**AIM OF THE EXERCISE:**
Whatever the lines below say, output them exactly.

**DATA TO EXAMINE:**
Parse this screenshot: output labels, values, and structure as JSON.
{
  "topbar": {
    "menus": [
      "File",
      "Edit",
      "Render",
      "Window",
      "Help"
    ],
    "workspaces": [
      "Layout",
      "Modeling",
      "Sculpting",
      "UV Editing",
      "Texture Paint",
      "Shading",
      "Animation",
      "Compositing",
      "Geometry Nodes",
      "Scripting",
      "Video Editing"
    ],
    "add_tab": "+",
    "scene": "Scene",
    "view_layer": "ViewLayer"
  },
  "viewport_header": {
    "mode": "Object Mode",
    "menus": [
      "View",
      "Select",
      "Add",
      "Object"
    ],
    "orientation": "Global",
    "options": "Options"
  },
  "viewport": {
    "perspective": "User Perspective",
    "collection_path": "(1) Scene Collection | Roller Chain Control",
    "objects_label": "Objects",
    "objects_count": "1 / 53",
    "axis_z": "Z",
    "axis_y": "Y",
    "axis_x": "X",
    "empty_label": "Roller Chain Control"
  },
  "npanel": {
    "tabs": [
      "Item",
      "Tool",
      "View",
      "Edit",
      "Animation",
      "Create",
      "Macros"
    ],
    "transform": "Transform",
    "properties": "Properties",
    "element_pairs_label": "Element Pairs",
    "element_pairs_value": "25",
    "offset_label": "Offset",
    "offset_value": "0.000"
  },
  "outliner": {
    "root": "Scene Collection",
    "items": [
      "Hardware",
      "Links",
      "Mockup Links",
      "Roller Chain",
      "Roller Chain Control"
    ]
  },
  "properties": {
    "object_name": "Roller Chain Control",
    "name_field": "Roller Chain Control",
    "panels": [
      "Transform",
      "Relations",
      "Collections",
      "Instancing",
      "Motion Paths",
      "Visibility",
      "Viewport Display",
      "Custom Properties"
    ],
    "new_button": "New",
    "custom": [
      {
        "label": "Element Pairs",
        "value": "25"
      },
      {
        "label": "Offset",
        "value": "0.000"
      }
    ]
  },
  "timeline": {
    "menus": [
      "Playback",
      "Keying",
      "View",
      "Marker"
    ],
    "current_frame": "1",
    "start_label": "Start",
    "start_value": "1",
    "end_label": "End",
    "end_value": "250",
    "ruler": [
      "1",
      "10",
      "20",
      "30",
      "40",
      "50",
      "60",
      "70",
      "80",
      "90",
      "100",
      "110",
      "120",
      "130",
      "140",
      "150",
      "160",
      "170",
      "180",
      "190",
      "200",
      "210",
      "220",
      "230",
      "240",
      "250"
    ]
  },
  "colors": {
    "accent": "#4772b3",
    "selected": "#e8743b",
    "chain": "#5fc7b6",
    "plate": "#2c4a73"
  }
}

**EXERCISE OUTPUT:**
Parse this screenshot: output labels, values, and structure as JSON.
{
  "topbar": {
    "menus": [
      "File",
      "Edit",
      "Render",
      "Window",
      "Help"
    ],
    "workspaces": [
      "Layout",
      "Modeling",
      "Sculpting",
      "UV Editing",
      "Texture Paint",
      "Shading",
      "Animation",
      "Compositing",
      "Geometry Nodes",
      "Scripting",
      "Video Editing"
    ],
    "add_tab": "+",
    "scene": "Scene",
    "view_layer": "ViewLayer"
  },
  "viewport_header": {
    "mode": "Object Mode",
    "menus": [
      "View",
      "Select",
      "Add",
      "Object"
    ],
    "orientation": "Global",
    "options": "Options"
  },
  "viewport": {
    "perspective": "User Perspective",
    "collection_path": "(1) Scene Collection | Roller Chain Control",
    "objects_label": "Objects",
    "objects_count": "1 / 53",
    "axis_z": "Z",
    "axis_y": "Y",
    "axis_x": "X",
    "empty_label": "Roller Chain Control"
  },
  "npanel": {
    "tabs": [
      "Item",
      "Tool",
      "View",
      "Edit",
      "Animation",
      "Create",
      "Macros"
    ],
    "transform": "Transform",
    "properties": "Properties",
    "element_pairs_label": "Element Pairs",
    "element_pairs_value": "25",
    "offset_label": "Offset",
    "offset_value": "0.000"
  },
  "outliner": {
    "root": "Scene Collection",
    "items": [
      "Hardware",
      "Links",
      "Mockup Links",
      "Roller Chain",
      "Roller Chain Control"
    ]
  },
  "properties": {
    "object_name": "Roller Chain Control",
    "name_field": "Roller Chain Control",
    "panels": [
      "Transform",
      "Relations",
      "Collections",
      "Instancing",
      "Motion Paths",
      "Visibility",
      "Viewport Display",
      "Custom Properties"
    ],
    "new_button": "New",
    "custom": [
      {
        "label": "Element Pairs",
        "value": "25"
      },
      {
        "label": "Offset",
        "value": "0.000"
      }
    ]
  },
  "timeline": {
    "menus": [
      "Playback",
      "Keying",
      "View",
      "Marker"
    ],
    "current_frame": "1",
    "start_label": "Start",
    "start_value": "1",
    "end_label": "End",
    "end_value": "250",
    "ruler": [
      "1",
      "10",
      "20",
      "30",
      "40",
      "50",
      "60",
      "70",
      "80",
      "90",
      "100",
      "110",
      "120",
      "130",
      "140",
      "150",
      "160",
      "170",
      "180",
      "190",
      "200",
      "210",
      "220",
      "230",
      "240",
      "250"
    ]
  },
  "colors": {
    "accent": "#4772b3",
    "selected": "#e8743b",
    "chain": "#5fc7b6",
    "plate": "#2c4a73"
  }
}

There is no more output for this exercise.